If a tall, red-haired gentleman from Virginia’s past named Thomas Jefferson were to stride into this room, I anticipate he might say something to this effect: “ When my fellow commissioners for the University of Virginia met on August 4, 1818 at the Rockfish Gap tavern – back then, we knew how to schedule a board meeting! – we acknowledged that we were there to answer to the requirement of the Legislature for the development of the higher branches of education. And we were very specific about what that meant:
To form the statesmen, legislators, and judges, on whom public prosperity and individual happiness are so much to depend
To expound the principles and structure of government
Good sirs, I applaud you for doing exactly what the elected representatives of the people should do. I cannot add to what I imagine Thomas Jefferson would have said.

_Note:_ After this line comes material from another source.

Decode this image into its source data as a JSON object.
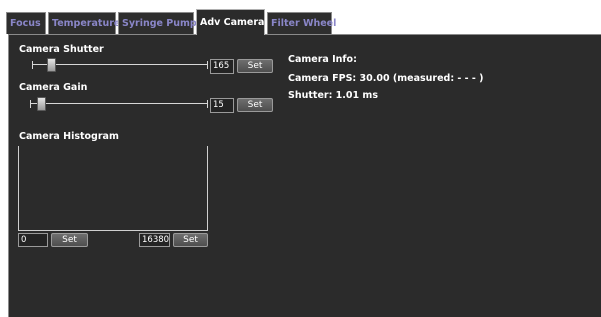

Thank you for the opportunity to offer, respectfully, my own thoughts as a citizen of Ohio and those of our ACTA and our Chairman, a Nevada resident and another proud Miami graduate, John A. Altman. Classic liberal arts education is not a quagmire, it is an opportunity to be excellent and restore our traditions of debate, academic exploration, and free expression.